- ANNs are like little brains, with multiple layers of artificial neurons that hierarchically process information.
- These artificial neurons are inspired by the behavior of real neurons in the brain, and their mathematical models simulate how neurons in the cortex function. As a result, ANNs have been created to recognize patterns and perform cognitive tasks like their biological counterparts.
- The learning algorithms used in ANNs have also been modelled on biological learning mechanisms. For instance, the Hebbian learning algorithm is based on the idea that neurons that fire together wire together, and the reinforcement learning algorithm is based on the reward and punishment mechanism that exists in the brain. These algorithms enable the ANNs to learn and adapt to new information over time, improving their performance.
- In addition to their general structure and learning algorithms, ANNs have specialized networks like Convolutional Neural Networks (CNNs) and Recurrent Neural Networks (RNNs) designed for specific tasks like image recognition and sequence processing.
- These networks are based on the receptive fields present in the visual cortex and how BNNs process information over time.
- Despite differences between ANNs and BNNs, the development of ANNs has been greatly influenced by understanding how the brain processes information.
- As our knowledge of the brain continues to expand, ANNs are poised to become even more powerful and sophisticated.
The creation of ANNs has been heavily influenced by our understanding of BNNs, leading to the development of ANNs capable of performing complex cognitive tasks.
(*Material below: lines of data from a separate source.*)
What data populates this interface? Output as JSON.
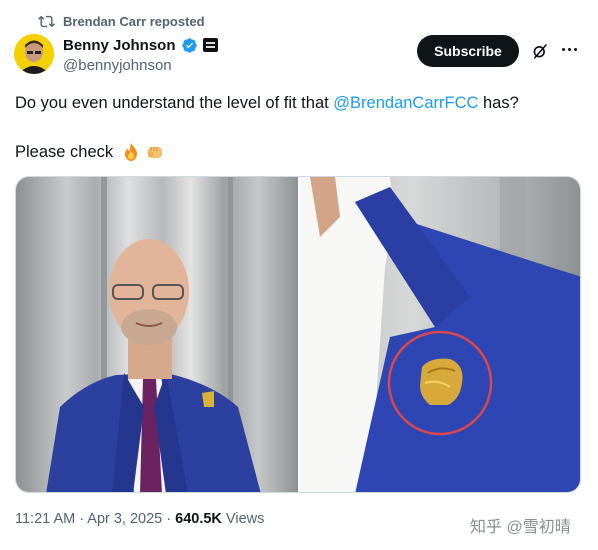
{
  "repost": {
    "label": "Brendan Carr reposted"
  },
  "author": {
    "name": "Benny Johnson",
    "handle": "@bennyjohnson"
  },
  "actions": {
    "subscribe_label": "Subscribe"
  },
  "tweet": {
    "text_prefix": "Do you even understand the level of fit that ",
    "mention": "@BrendanCarrFCC",
    "text_suffix": " has?",
    "line2": "Please check"
  },
  "meta": {
    "time": "11:21 AM · Apr 3, 2025 · ",
    "views_count": "640.5K",
    "views_label": " Views"
  },
  "watermark": {
    "text": "知乎 @雪初晴"
  },
  "colors": {
    "accent": "#1d9bf0",
    "verified": "#1d9bf0",
    "subscribe_bg": "#0f1419",
    "secondary_text": "#536471"
  },
  "icons": [
    "repost-icon",
    "verified-badge-icon",
    "affiliate-badge-icon",
    "grok-icon",
    "more-icon",
    "fire-emoji-icon",
    "fist-emoji-icon"
  ]
}
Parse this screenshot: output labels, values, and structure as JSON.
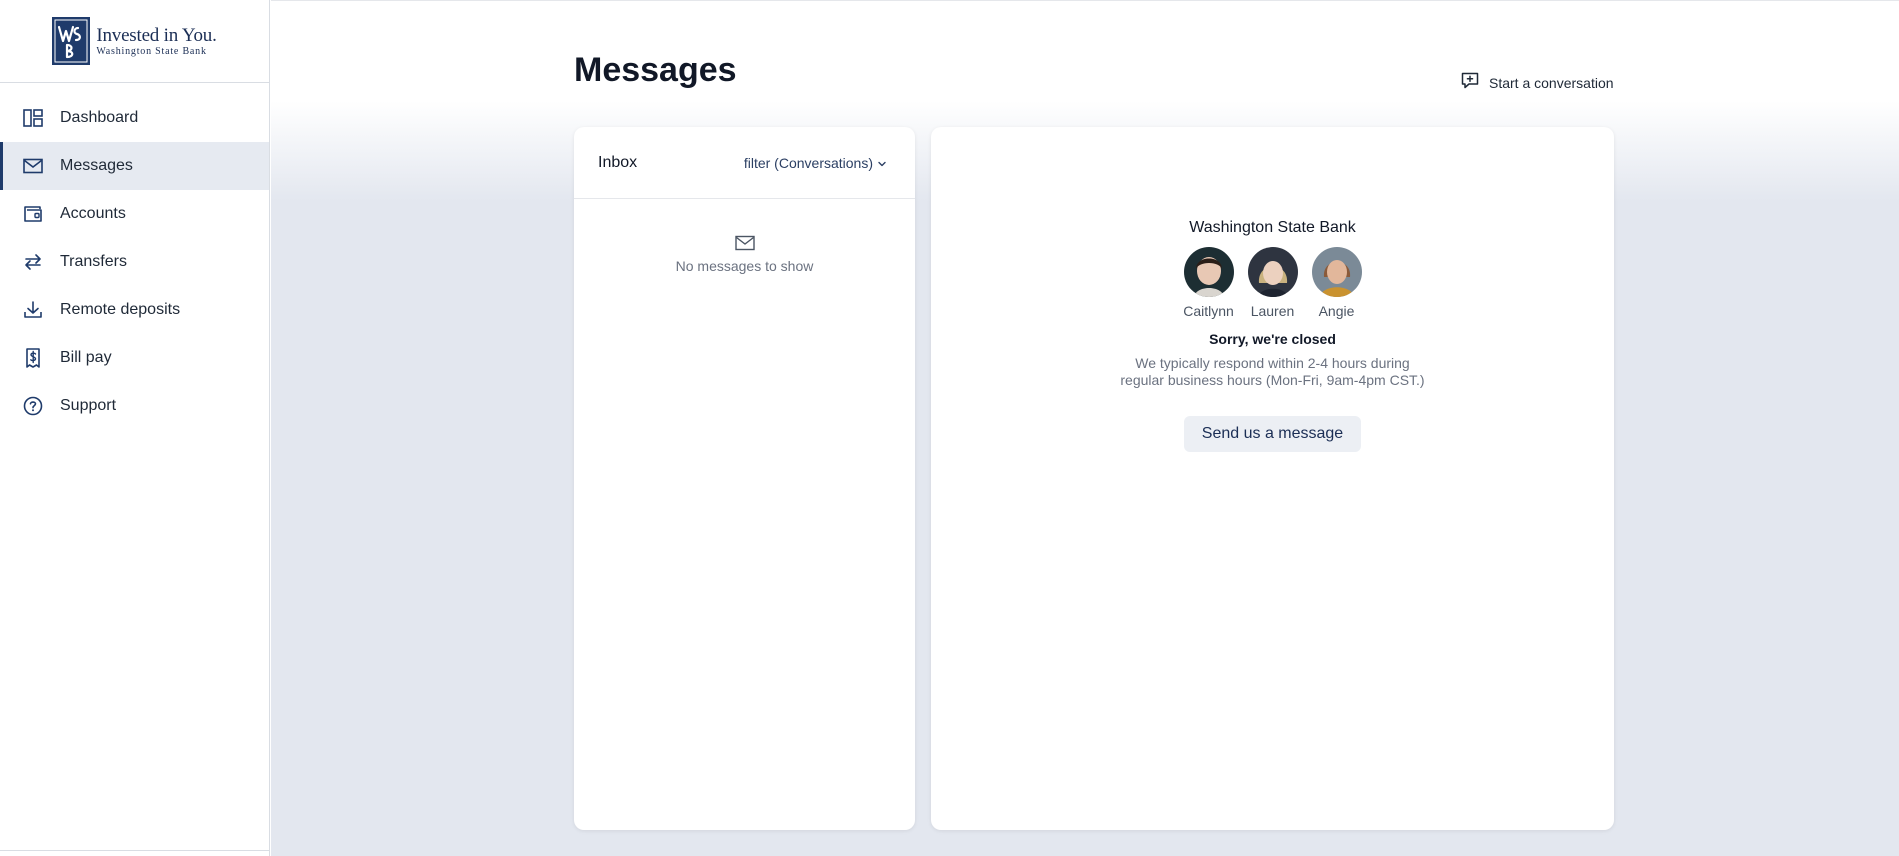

Though there are differences between ANNs and BNNs, the former has significantly benefited from our understanding of the latter. With the ever-growing knowledge of the brain and its workings, ANNs will only become more advanced and powerful.